For the 2020 season the company has gone even further, producing in its 778 model an end washroom with his-and-hers basins in a drop-down, island-bed arrangement. It looks impressive, but is it all a step too far?

As with almost all of its models, Chausson is making the 778 available on both a Fiat and Ford chassis – although this season there will no longer be the Flash and Welcome trim levels. There’s just a VIP pack (£1750), which gives you extra goodies in the cab, including cruise control and a skylight, and a Premium Pack (£2200) which includes the VIP Pack and more extras such as cab blinds, an external shower and a barbecue point.

With the rear bed in the up position, the garage at the rear is 1.05m high, so there is plenty of room for a bike. Holds for a bungee cord are included, and it is lit and has a mains and 12V plug, too. 

The parallel sofas can be converted into two rearward-facing travel seats; although this ’van can be a five-berth if you pay an extra £700 for the front drop-down bed, there’s only room on the road for four. In settee mode those seats make for a comfortable and sociable lounge, with a pedestal table that folds out between them.
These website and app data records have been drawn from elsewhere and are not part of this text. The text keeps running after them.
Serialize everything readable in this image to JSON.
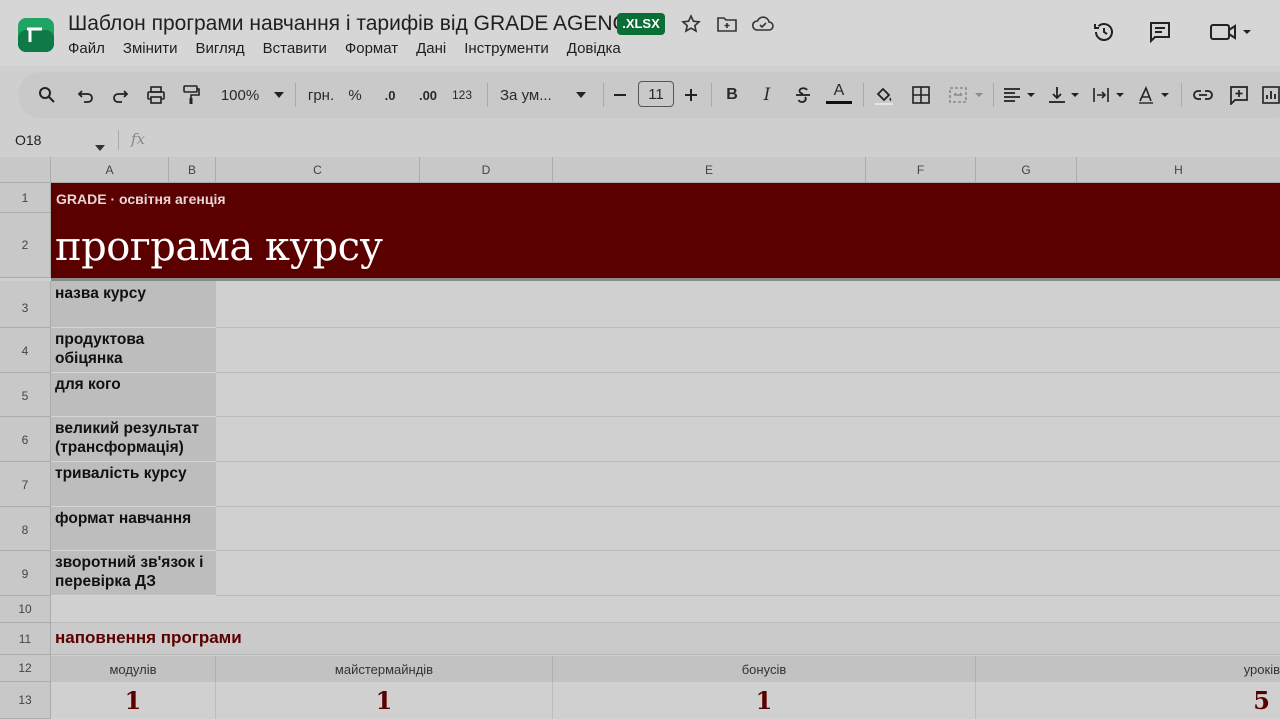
{
  "document": {
    "title": "Шаблон програми навчання і тарифів від GRADE AGENCY",
    "badge": ".XLSX"
  },
  "menu": [
    "Файл",
    "Змінити",
    "Вигляд",
    "Вставити",
    "Формат",
    "Дані",
    "Інструменти",
    "Довідка"
  ],
  "toolbar": {
    "zoom": "100%",
    "currency": "грн.",
    "percent": "%",
    "decrease_decimal": ".0",
    "increase_decimal": ".00",
    "number_format": "123",
    "font": "За ум...",
    "font_size": "11",
    "bold": "B",
    "italic": "I",
    "text_color": "A"
  },
  "formula_bar": {
    "cell_ref": "O18",
    "fx": "fx",
    "value": ""
  },
  "columns": [
    "A",
    "B",
    "C",
    "D",
    "E",
    "F",
    "G",
    "H"
  ],
  "rows": [
    "1",
    "2",
    "3",
    "4",
    "5",
    "6",
    "7",
    "8",
    "9",
    "10",
    "11",
    "12",
    "13"
  ],
  "banner": {
    "subtitle": "GRADE · освітня агенція",
    "title": "програма курсу"
  },
  "labels": [
    "назва курсу",
    "продуктова обіцянка",
    "для кого",
    "великий результат (трансформація)",
    "тривалість курсу",
    "формат навчання",
    "зворотний зв'язок і перевірка ДЗ"
  ],
  "program": {
    "title": "наповнення програми",
    "headers": [
      "модулів",
      "майстермайндів",
      "бонусів",
      "уроків"
    ],
    "values": [
      "1",
      "1",
      "1",
      "5"
    ]
  },
  "colors": {
    "brand": "#5a0000",
    "badge": "#0b6e35"
  }
}
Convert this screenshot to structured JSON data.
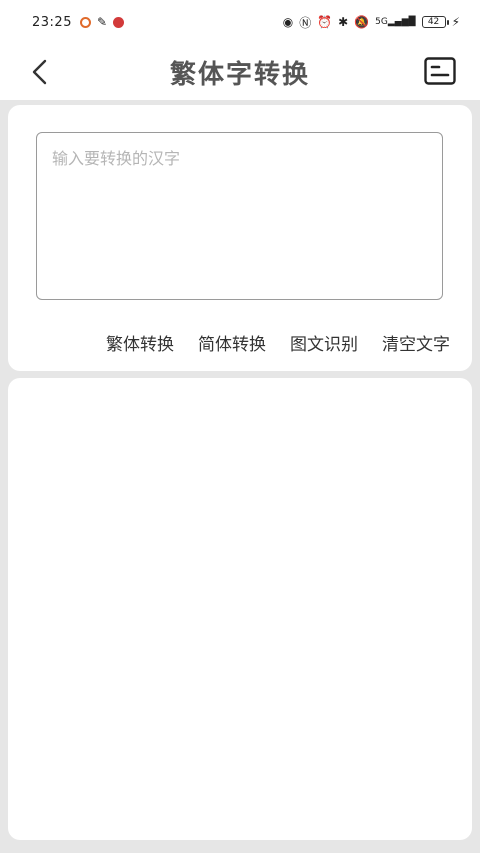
{
  "status_bar": {
    "time": "23:25",
    "battery": "42",
    "network": "5G",
    "left_icons": [
      "app-notification-icon",
      "text-app-icon",
      "red-app-icon"
    ],
    "right_icons": [
      "eye-icon",
      "nfc-icon",
      "alarm-icon",
      "bluetooth-icon",
      "mute-icon",
      "signal-icon",
      "battery-icon",
      "charging-icon"
    ]
  },
  "header": {
    "title": "繁体字转换",
    "back_icon": "chevron-left-icon",
    "history_icon": "list-card-icon"
  },
  "input": {
    "placeholder": "输入要转换的汉字",
    "value": ""
  },
  "actions": [
    {
      "label": "繁体转换"
    },
    {
      "label": "简体转换"
    },
    {
      "label": "图文识别"
    },
    {
      "label": "清空文字"
    }
  ],
  "result": {
    "text": ""
  },
  "colors": {
    "background": "#e6e6e6",
    "card": "#ffffff",
    "title": "#555555",
    "placeholder": "#b5b5b5"
  }
}
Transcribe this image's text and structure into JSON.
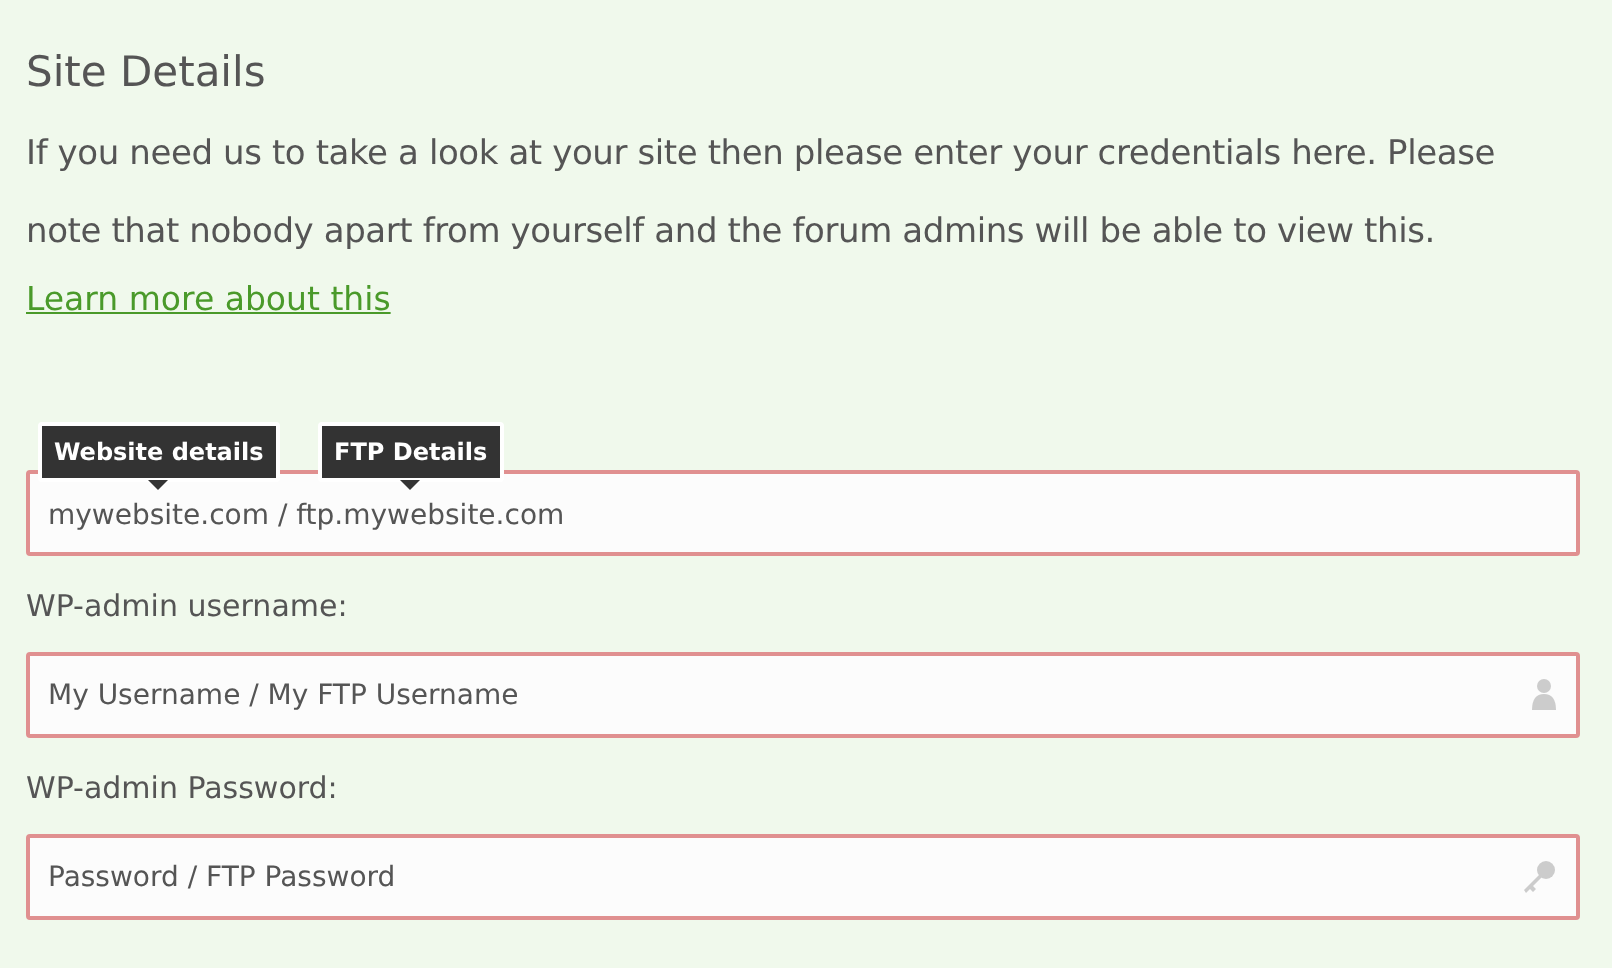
{
  "section_title": "Site Details",
  "intro": "If you need us to take a look at your site then please enter your credentials here. Please note that nobody apart from yourself and the forum admins will be able to view this.",
  "learn_more_link": "Learn more about this",
  "fields": [
    {
      "kind": "url",
      "placeholder": "mywebsite.com / ftp.mywebsite.com",
      "tooltips": [
        "Website details",
        "FTP Details"
      ]
    },
    {
      "kind": "username",
      "label": "WP-admin username:",
      "placeholder": "My Username / My FTP Username"
    },
    {
      "kind": "password",
      "label": "WP-admin Password:",
      "placeholder": "Password / FTP Password"
    }
  ]
}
The skylight that comes with the VIP Pack brings in more light, and good LED and ambient lighting help to warm up what could otherwise be a rather austere grey and off-white interior.

There are TV sockets (and a bracket, with the Premium Pack) above the slimline fridge that is immediately to the left as you walk in, so no one in the lounge should miss out on viewing.

The kitchen includes a three-burner dual-fuel hob and a round sink in a work surface that is adequate. An extension, that butts into the lounge, is well lit. The under-hob oven and grill mean there is really only one large cupboard for utensils to complement the two overhead lockers.

So, to that washroom. Chausson says it wanted to create something that was more or less what people might expect to find at home – which makes us want to move to a house in France. The double washbasins are seriously big; as is the mirror that you fold down from underneath the raised bed.

There is also a large shower cubicle and a small corner basin – so no one need worry about not being able to wash their hands if they make a night-time trip to the loo.

The island bed is comfortable, even if you do get a slight feeling that you are sleeping in a washroom. Spotlights, a USB socket and cubbyholes also feature.

The drop-down bed over the lounge, if you opt for it, doesn’t completely obscure the door, and whoever sleeps here can benefit from the LED in the ceiling to read by. The fifth bed is made up by lowering the table, although it’s perhaps only suitable for a small child.

A lot of this clever flexible design is only possible by sacrificing what would otherwise be useful storage space. Having the washroom beneath the bed obviously means you can’t store anything there. But the travel seats take up most of the room under the settees in the front, too – although you do get a boot locker here.

There’s a wardrobe  either side of the bed, but they are rather small and, apart from a few other boxes and floor cubbies, you have to rely on the three overhead lockers in the lounge.